Exercise data:
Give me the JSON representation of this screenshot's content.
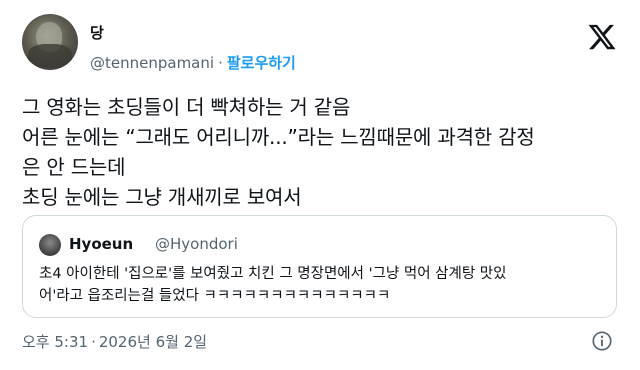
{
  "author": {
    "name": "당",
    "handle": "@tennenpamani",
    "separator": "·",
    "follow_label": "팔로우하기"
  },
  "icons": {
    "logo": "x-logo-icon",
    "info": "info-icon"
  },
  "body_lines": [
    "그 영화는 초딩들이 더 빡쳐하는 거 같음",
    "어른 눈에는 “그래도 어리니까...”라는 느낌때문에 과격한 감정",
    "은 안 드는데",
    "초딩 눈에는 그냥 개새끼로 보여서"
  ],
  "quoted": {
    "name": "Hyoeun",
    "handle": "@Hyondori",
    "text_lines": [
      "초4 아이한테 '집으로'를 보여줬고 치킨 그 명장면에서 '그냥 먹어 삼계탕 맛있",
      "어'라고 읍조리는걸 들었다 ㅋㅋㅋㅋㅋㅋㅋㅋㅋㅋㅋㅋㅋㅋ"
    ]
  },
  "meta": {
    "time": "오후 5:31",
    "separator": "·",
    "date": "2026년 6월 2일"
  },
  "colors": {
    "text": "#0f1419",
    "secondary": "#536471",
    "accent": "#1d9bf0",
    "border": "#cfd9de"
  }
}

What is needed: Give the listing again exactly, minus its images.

Output:
Give me the JSON representation of this screenshot's content.
{
  "author": {
    "name": "당",
    "handle": "@tennenpamani",
    "separator": "·",
    "follow_label": "팔로우하기"
  },
  "icons": {
    "logo": "x-logo-icon",
    "info": "info-icon"
  },
  "body_lines": [
    "그 영화는 초딩들이 더 빡쳐하는 거 같음",
    "어른 눈에는 “그래도 어리니까...”라는 느낌때문에 과격한 감정",
    "은 안 드는데",
    "초딩 눈에는 그냥 개새끼로 보여서"
  ],
  "quoted": {
    "name": "Hyoeun",
    "handle": "@Hyondori",
    "text_lines": [
      "초4 아이한테 '집으로'를 보여줬고 치킨 그 명장면에서 '그냥 먹어 삼계탕 맛있",
      "어'라고 읍조리는걸 들었다 ㅋㅋㅋㅋㅋㅋㅋㅋㅋㅋㅋㅋㅋㅋ"
    ]
  },
  "meta": {
    "time": "오후 5:31",
    "separator": "·",
    "date": "2026년 6월 2일"
  },
  "colors": {
    "text": "#0f1419",
    "secondary": "#536471",
    "accent": "#1d9bf0",
    "border": "#cfd9de"
  }
}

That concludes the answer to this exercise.